At the nearly daylong pretrial conference, Judge Mehta, prosecutors, and defense attorneys began to hash out logistics for the upcoming trial. Jury selection will begin Sept. 27, with opening statements expected on Oct. 3. The trial will likely stretch into November.
Attorneys made oral arguments about anticipated evidence and some of the legal issues that need rulings before the trial.
Judge Mehta asked defense lawyers to brief him on their contention that Rhodes and other Oath Keepers were not plotting to attack the Capitol, but their actions on and around Jan. 6 were taken in case President Donald Trump invoked the Insurrection Act of 1807 and called up a militia to protect the White House from feared attacks by Antifa.
Mehta said possible issues might include whether the Insurrection Act covers a so-called private militia.
“They never considered themselves a private militia,” Bright said, referring to the Oath Keepers. The Insurrection Act doesn’t just cover state-sanctioned militias such as the National Guard, Bright said.
Among the purposes of the Insurrection Act is the use of militia force or the U.S. armed forces to put down a rebellion or an attack against federal authority. The use of the U.S. military to enforce domestic law is generally prohibited by the Posse Comitatus Act. The Insurrection Act has been modified a number of times since 1807. It was last invoked in 1992 during rioting in Los Angeles.
Several defense attorneys referred to the recent indictment of witnesses as a major complicating factor in the trial.
Former Oath Keepers general counsel Kellye SoRelle was indicted Sept. 1 on four conspiracy-related charges. Michael Greene, a friend of Rhodes who ran operations for the Oath Keepers on Jan. 6, was indicted in June. In his FBI interviews in the spring of 2021, Greene disputed many of the accusations later made against the Oath Keepers by federal prosecutors.
Assistant U.S. Attorney Kathryn Rakoczy pushed back on the idea that defense witnesses were being indicted to prevent them from testifying for the Oath Keepers.
“The government is not going out and arresting people because they are witnesses,” Rakoczy said.

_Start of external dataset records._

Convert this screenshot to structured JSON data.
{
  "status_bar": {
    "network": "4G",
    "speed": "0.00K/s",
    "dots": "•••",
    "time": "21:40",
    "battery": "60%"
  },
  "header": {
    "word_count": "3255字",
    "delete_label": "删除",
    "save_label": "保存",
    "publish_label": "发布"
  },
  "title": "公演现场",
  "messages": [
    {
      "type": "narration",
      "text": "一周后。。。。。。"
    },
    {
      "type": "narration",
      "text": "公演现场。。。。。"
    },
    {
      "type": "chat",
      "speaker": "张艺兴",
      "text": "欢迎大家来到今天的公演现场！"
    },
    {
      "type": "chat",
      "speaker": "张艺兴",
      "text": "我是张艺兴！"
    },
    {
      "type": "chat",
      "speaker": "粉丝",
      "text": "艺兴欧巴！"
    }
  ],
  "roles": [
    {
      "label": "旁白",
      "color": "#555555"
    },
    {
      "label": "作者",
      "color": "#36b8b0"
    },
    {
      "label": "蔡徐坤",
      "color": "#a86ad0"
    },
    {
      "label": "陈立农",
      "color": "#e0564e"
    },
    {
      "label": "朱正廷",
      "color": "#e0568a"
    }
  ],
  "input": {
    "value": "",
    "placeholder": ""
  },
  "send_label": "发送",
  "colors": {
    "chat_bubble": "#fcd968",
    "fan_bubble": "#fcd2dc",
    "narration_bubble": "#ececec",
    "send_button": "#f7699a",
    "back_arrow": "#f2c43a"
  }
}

The potential defense witnesses in question knew they were at risk of being indicted when their cell phones were seized by the government in mid-2021, she said.
Defense attorneys said they are seeking records from the U.S. Secret Service, which was responsible for security at Trump’s Jan. 6 speech at the Ellipse. Rakoczy told the judge that prosecutors have not received any documents from the Secret Service.
Secret Service Records
Meggs’s attorney, Stanley Woodward, said his client and other Oath Keepers were asked to provide background information on themselves, then were issued passes for the VIP area at President Trump’s speech. The implication was if Meggs and others were cleared by the Secret Service to be that close to the president, they could not have been a threat to the Capitol.
When asked by Judge Mehta who made the request for information, Woodward said he preferred not to say. Part of Meggs’ motion for Secret Service records is under court seal.
Since prosecutors said they had no Secret Service data, Mehta told Woodward to draft a subpoena for him to sign.
Mehta said he has another Oath Keepers trial scheduled for Nov. 1. While he could delay that trial a few days, he said he wants to stick as close to the calendar as possible.
Noting the number of potential prosecution and defense witnesses in the case, if just two-thirds of them were called to the stand, “we’re going to be here a very long time,” Mehta said.
Rakoczy said the number of prosecution witnesses will be “in the low 40s.” The case against the five defendants will take about 3.5 weeks to present to the jury, she said.
That would mean defendants who plan to put on a case would begin calling witnesses the week of Oct. 31. The court will not be in session on Oct. 5 for Yom Kippur and Oct. 10 for Columbus Day.
Another hearing in the case is set for Sept. 22.